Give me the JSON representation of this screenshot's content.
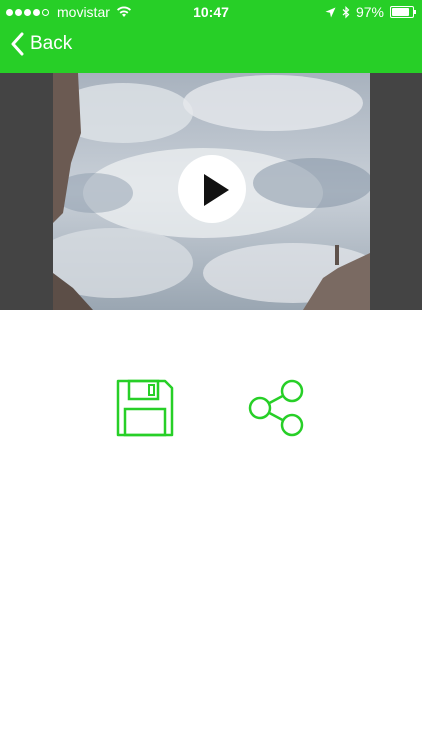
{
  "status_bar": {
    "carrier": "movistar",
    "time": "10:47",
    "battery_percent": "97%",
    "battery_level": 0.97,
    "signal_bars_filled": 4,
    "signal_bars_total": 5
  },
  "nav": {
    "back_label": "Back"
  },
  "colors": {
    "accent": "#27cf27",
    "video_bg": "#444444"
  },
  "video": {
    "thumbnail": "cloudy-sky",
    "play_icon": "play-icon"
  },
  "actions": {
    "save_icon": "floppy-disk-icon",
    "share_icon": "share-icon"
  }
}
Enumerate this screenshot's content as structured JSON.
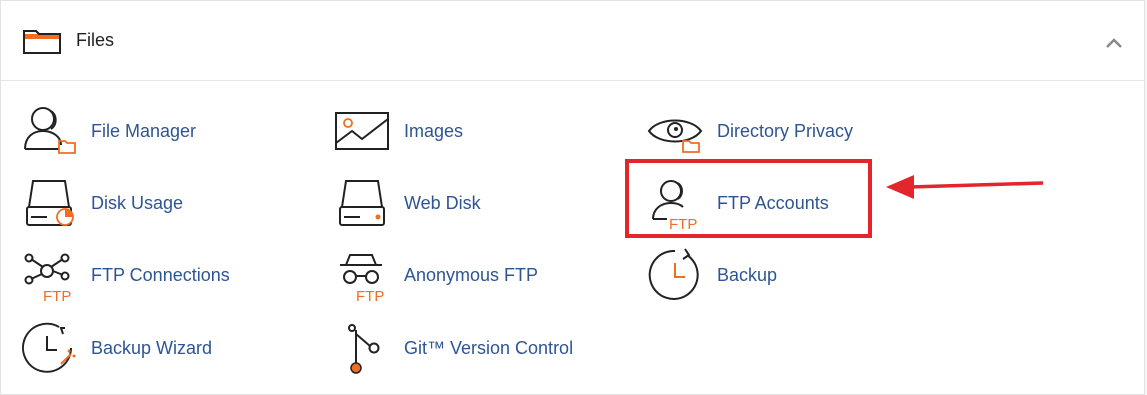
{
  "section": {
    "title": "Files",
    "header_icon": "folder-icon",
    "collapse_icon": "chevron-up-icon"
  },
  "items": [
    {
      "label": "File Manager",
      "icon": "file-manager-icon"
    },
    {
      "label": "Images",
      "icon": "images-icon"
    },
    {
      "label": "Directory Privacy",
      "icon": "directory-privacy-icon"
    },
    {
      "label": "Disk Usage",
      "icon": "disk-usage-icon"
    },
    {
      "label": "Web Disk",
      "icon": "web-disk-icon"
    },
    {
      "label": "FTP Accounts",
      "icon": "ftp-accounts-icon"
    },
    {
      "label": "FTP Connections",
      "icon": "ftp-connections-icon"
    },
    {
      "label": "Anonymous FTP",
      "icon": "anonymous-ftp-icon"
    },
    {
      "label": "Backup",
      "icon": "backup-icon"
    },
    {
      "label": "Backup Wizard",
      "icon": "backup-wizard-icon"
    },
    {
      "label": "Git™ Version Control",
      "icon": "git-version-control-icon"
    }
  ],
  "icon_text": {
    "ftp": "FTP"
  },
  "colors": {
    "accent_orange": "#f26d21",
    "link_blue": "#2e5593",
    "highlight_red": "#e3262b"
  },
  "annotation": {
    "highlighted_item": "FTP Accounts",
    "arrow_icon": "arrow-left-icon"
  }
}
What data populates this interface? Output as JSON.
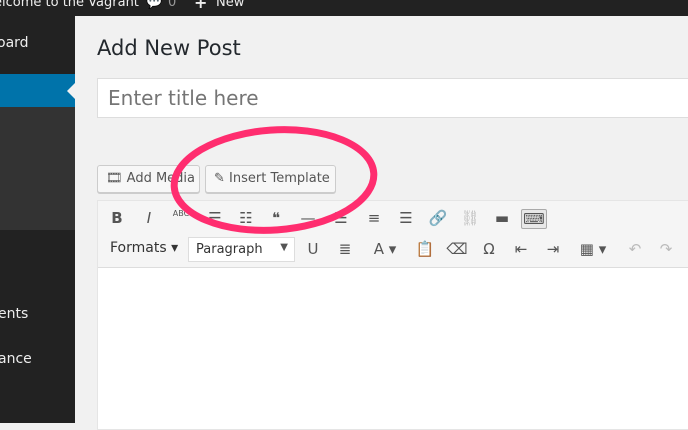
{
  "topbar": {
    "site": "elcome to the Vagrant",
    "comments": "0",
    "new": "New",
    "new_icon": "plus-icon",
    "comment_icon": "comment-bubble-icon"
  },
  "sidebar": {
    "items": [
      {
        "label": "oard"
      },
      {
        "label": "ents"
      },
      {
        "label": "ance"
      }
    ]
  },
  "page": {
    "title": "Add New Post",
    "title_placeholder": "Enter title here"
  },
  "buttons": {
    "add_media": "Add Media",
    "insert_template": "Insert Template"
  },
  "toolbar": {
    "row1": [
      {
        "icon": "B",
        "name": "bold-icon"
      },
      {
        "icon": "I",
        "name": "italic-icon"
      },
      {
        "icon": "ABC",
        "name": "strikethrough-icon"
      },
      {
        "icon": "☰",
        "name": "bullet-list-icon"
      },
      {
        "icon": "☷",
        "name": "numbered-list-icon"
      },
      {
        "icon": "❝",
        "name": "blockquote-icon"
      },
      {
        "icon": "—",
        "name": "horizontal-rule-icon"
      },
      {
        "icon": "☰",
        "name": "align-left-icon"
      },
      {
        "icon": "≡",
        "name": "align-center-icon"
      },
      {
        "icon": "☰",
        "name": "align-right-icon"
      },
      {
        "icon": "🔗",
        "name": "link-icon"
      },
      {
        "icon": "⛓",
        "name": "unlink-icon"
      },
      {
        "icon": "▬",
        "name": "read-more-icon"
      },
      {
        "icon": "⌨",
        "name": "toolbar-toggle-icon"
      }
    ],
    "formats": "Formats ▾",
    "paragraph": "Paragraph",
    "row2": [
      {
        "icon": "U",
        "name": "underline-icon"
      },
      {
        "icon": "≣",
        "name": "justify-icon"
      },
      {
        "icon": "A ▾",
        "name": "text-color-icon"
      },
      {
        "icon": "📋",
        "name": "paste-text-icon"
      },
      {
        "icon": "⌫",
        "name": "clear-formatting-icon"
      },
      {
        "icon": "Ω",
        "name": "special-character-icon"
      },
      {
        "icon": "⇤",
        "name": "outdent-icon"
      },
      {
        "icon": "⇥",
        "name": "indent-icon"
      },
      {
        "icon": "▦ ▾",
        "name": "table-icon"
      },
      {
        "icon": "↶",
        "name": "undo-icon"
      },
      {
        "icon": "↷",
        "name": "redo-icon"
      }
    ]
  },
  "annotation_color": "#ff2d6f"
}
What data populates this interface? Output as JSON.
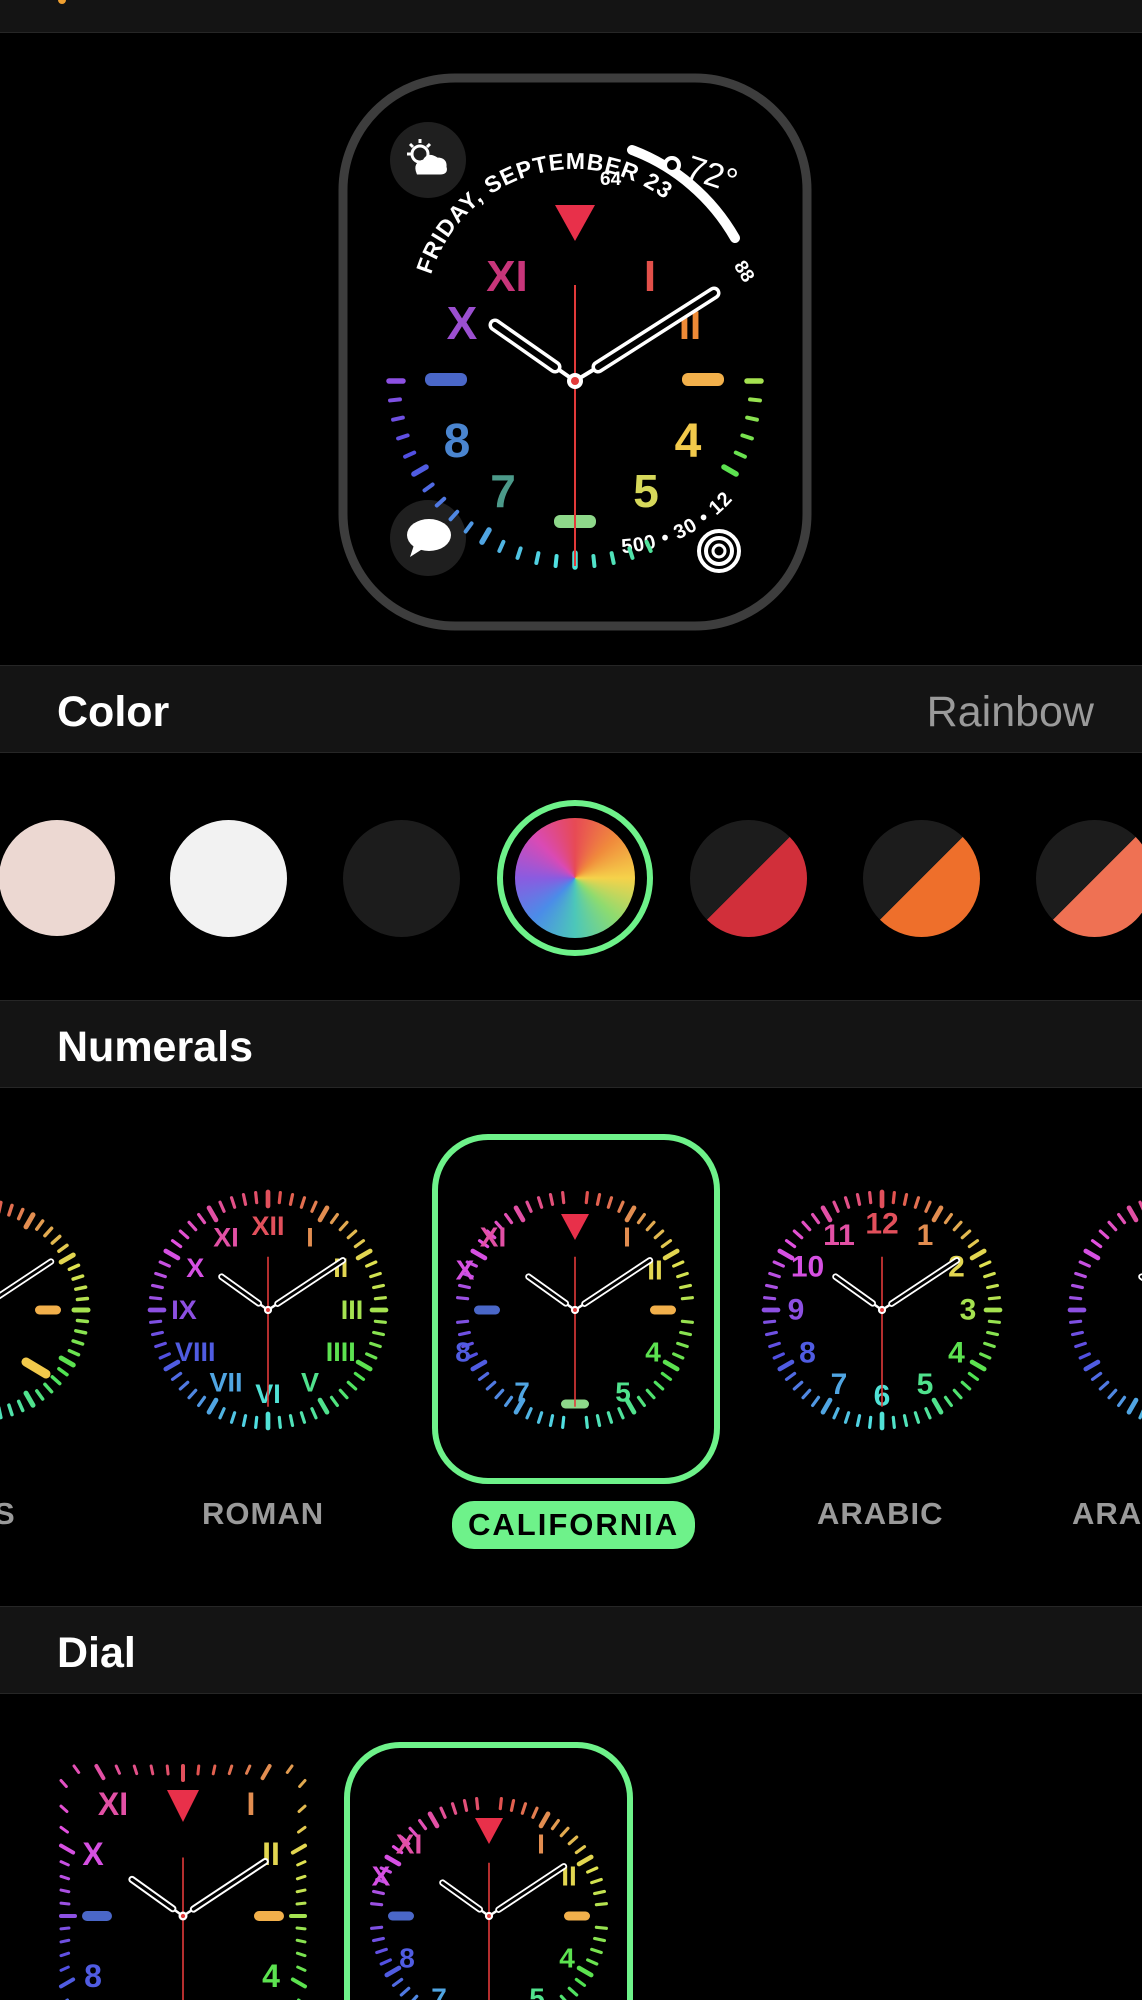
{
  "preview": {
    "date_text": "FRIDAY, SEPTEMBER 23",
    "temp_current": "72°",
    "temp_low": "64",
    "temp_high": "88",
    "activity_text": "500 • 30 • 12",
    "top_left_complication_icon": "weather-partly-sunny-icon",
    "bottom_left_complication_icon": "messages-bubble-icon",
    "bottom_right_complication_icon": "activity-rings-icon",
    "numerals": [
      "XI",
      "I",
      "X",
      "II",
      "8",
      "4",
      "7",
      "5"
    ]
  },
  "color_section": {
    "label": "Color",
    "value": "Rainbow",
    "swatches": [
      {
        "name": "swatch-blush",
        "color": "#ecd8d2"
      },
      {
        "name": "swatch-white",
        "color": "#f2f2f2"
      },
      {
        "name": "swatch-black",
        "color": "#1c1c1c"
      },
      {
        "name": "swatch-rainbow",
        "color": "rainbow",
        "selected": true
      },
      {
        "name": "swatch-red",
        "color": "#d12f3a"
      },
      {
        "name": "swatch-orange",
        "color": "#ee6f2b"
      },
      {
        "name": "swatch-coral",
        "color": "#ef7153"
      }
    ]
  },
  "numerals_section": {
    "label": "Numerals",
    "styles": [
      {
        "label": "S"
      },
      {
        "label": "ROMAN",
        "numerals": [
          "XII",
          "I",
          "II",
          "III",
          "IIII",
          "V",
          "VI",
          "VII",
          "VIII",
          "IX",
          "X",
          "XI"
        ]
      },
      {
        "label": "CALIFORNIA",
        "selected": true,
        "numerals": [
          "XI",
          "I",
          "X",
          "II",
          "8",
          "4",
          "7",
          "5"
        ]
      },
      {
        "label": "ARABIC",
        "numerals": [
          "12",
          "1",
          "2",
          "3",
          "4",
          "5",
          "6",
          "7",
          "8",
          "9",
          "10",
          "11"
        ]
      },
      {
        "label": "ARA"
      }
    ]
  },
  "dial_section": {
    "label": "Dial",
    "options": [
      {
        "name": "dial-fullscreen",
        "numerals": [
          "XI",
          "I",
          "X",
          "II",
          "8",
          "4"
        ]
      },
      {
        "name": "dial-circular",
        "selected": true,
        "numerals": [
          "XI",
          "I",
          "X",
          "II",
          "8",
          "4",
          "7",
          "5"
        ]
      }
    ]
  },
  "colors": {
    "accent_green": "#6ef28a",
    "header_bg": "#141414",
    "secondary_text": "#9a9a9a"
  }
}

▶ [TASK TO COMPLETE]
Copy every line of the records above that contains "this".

▶ [ANSWER SECTION]
Give me the JSON representation of this screenshot's content.
Enumerate this screenshot's content as structured JSON.
What data populates this interface? Output as JSON.
What data populates this interface? Output as JSON.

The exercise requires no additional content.